• **What you are asked to do**
Omit the pictures from the listing below and print every remaining entry verbatim.
━━━━━━━━
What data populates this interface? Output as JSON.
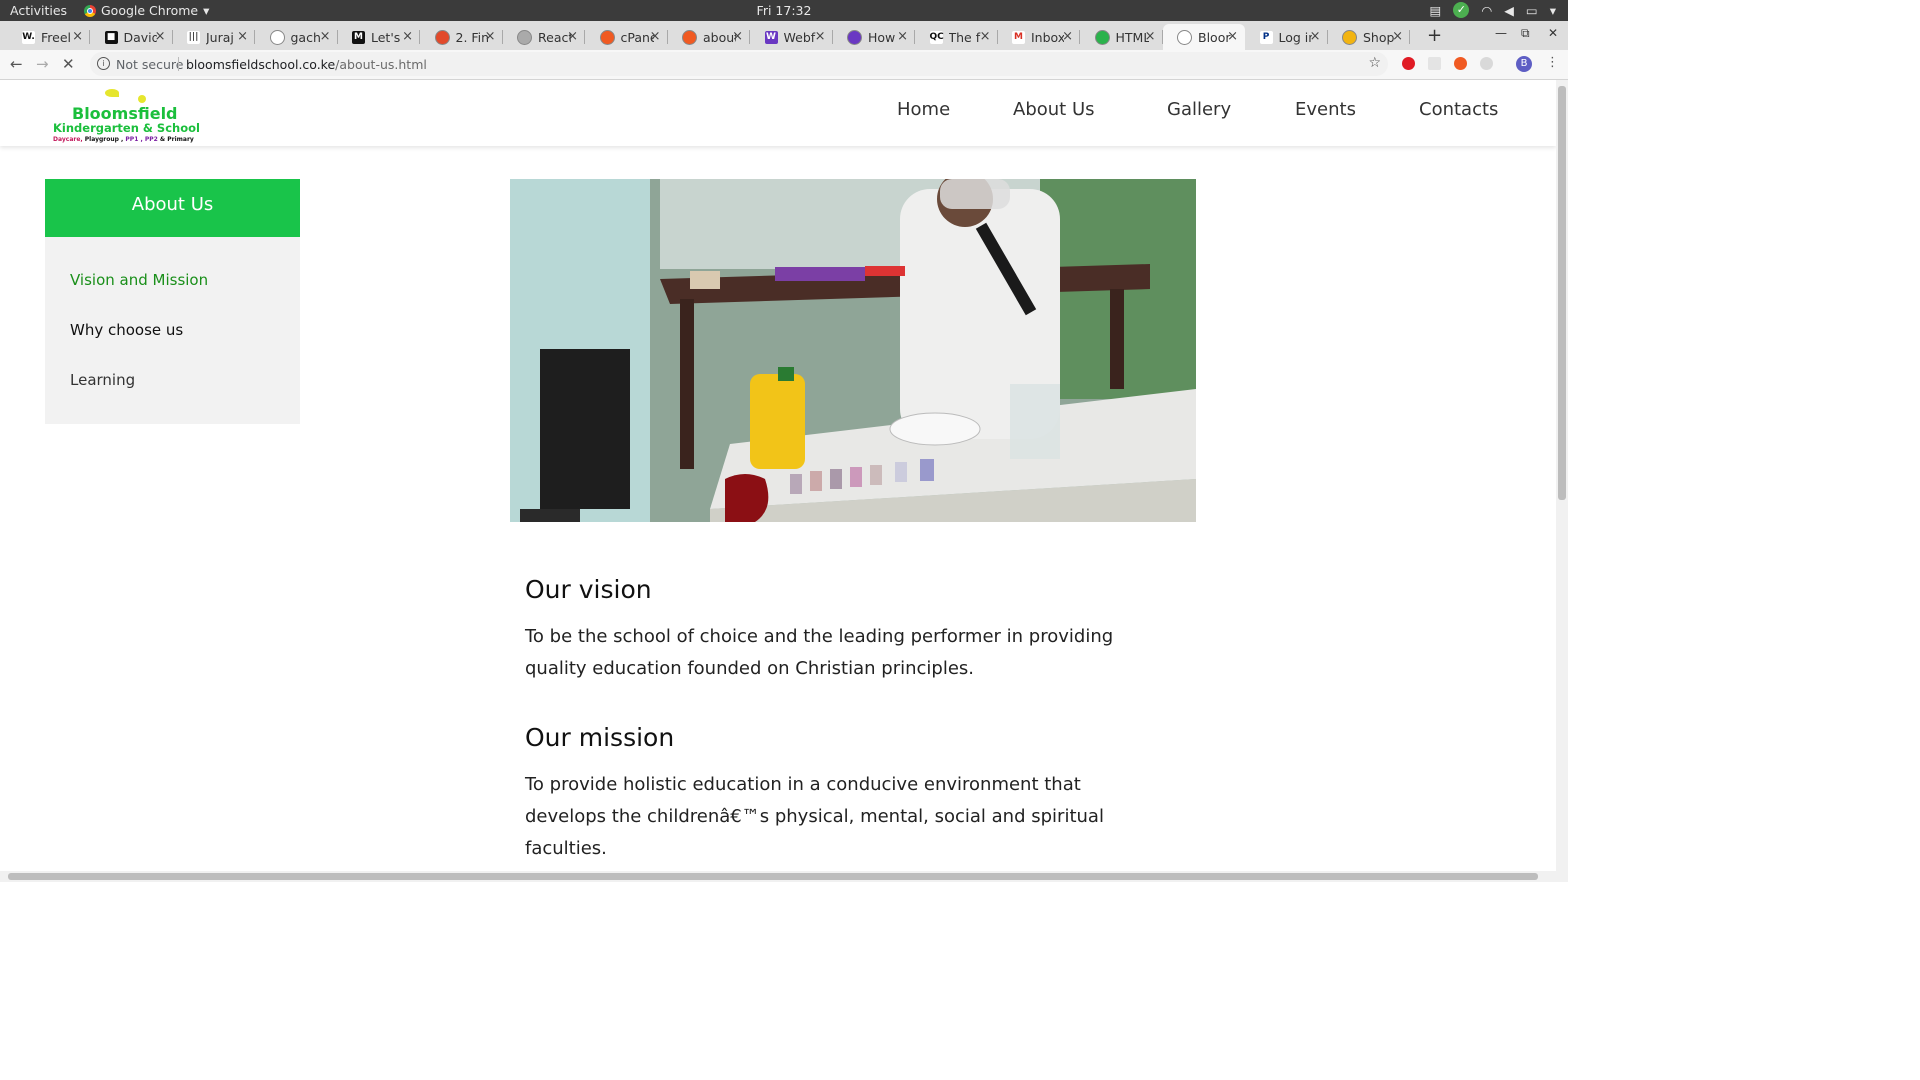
{
  "system_bar": {
    "activities": "Activities",
    "app_name": "Google Chrome",
    "clock": "Fri 17:32"
  },
  "browser": {
    "tabs": [
      {
        "title": "Freel",
        "favicon": "W.",
        "active": false
      },
      {
        "title": "David",
        "favicon": "■",
        "active": false
      },
      {
        "title": "Juraj",
        "favicon": "|||",
        "active": false
      },
      {
        "title": "gach",
        "favicon": "github-icon",
        "active": false
      },
      {
        "title": "Let's",
        "favicon": "M",
        "active": false
      },
      {
        "title": "2. Fin",
        "favicon": "figma-icon",
        "active": false
      },
      {
        "title": "React",
        "favicon": "tab-icon",
        "active": false
      },
      {
        "title": "cPane",
        "favicon": "cpanel-icon",
        "active": false
      },
      {
        "title": "about",
        "favicon": "cpanel-icon",
        "active": false
      },
      {
        "title": "Webf",
        "favicon": "W",
        "active": false
      },
      {
        "title": "How",
        "favicon": "chat-icon",
        "active": false
      },
      {
        "title": "The f",
        "favicon": "QC",
        "active": false
      },
      {
        "title": "Inbox",
        "favicon": "M",
        "active": false
      },
      {
        "title": "HTML",
        "favicon": "html-icon",
        "active": false
      },
      {
        "title": "Bloor",
        "favicon": "loading-icon",
        "active": true
      },
      {
        "title": "Log in",
        "favicon": "P",
        "active": false
      },
      {
        "title": "Shop",
        "favicon": "shop-icon",
        "active": false
      }
    ],
    "new_tab": "+",
    "security_label": "Not secure",
    "url_host": "bloomsfieldschool.co.ke",
    "url_path": "/about-us.html"
  },
  "site": {
    "logo": {
      "name": "Bloomsfield",
      "subtitle": "Kindergarten & School",
      "tagline_daycare": "Daycare,",
      "tagline_playgroup": "Playgroup ,",
      "tagline_pp": "PP1 , PP2",
      "tagline_primary": "& Primary"
    },
    "nav": [
      "Home",
      "About Us",
      "Gallery",
      "Events",
      "Contacts"
    ],
    "sidebar": {
      "title": "About Us",
      "items": [
        "Vision and Mission",
        "Why choose us",
        "Learning"
      ]
    },
    "vision_heading": "Our vision",
    "vision_text": "To be the school of choice and the leading performer in providing quality education founded on Christian principles.",
    "mission_heading": "Our mission",
    "mission_text": "To provide holistic education in a conducive environment that develops the childrenâ€™s physical, mental, social and spiritual faculties."
  },
  "colors": {
    "brand_green": "#19c44a",
    "active_link": "#1a8f1a"
  }
}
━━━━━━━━
• **Your response**
What data populates this interface? Output as JSON.
{
  "system_bar": {
    "activities": "Activities",
    "app_name": "Google Chrome",
    "clock": "Fri 17:32"
  },
  "browser": {
    "tabs": [
      {
        "title": "Freel",
        "favicon": "W.",
        "active": false
      },
      {
        "title": "David",
        "favicon": "■",
        "active": false
      },
      {
        "title": "Juraj",
        "favicon": "|||",
        "active": false
      },
      {
        "title": "gach",
        "favicon": "github-icon",
        "active": false
      },
      {
        "title": "Let's",
        "favicon": "M",
        "active": false
      },
      {
        "title": "2. Fin",
        "favicon": "figma-icon",
        "active": false
      },
      {
        "title": "React",
        "favicon": "tab-icon",
        "active": false
      },
      {
        "title": "cPane",
        "favicon": "cpanel-icon",
        "active": false
      },
      {
        "title": "about",
        "favicon": "cpanel-icon",
        "active": false
      },
      {
        "title": "Webf",
        "favicon": "W",
        "active": false
      },
      {
        "title": "How",
        "favicon": "chat-icon",
        "active": false
      },
      {
        "title": "The f",
        "favicon": "QC",
        "active": false
      },
      {
        "title": "Inbox",
        "favicon": "M",
        "active": false
      },
      {
        "title": "HTML",
        "favicon": "html-icon",
        "active": false
      },
      {
        "title": "Bloor",
        "favicon": "loading-icon",
        "active": true
      },
      {
        "title": "Log in",
        "favicon": "P",
        "active": false
      },
      {
        "title": "Shop",
        "favicon": "shop-icon",
        "active": false
      }
    ],
    "new_tab": "+",
    "security_label": "Not secure",
    "url_host": "bloomsfieldschool.co.ke",
    "url_path": "/about-us.html"
  },
  "site": {
    "logo": {
      "name": "Bloomsfield",
      "subtitle": "Kindergarten & School",
      "tagline_daycare": "Daycare,",
      "tagline_playgroup": "Playgroup ,",
      "tagline_pp": "PP1 , PP2",
      "tagline_primary": "& Primary"
    },
    "nav": [
      "Home",
      "About Us",
      "Gallery",
      "Events",
      "Contacts"
    ],
    "sidebar": {
      "title": "About Us",
      "items": [
        "Vision and Mission",
        "Why choose us",
        "Learning"
      ]
    },
    "vision_heading": "Our vision",
    "vision_text": "To be the school of choice and the leading performer in providing quality education founded on Christian principles.",
    "mission_heading": "Our mission",
    "mission_text": "To provide holistic education in a conducive environment that develops the childrenâ€™s physical, mental, social and spiritual faculties."
  },
  "colors": {
    "brand_green": "#19c44a",
    "active_link": "#1a8f1a"
  }
}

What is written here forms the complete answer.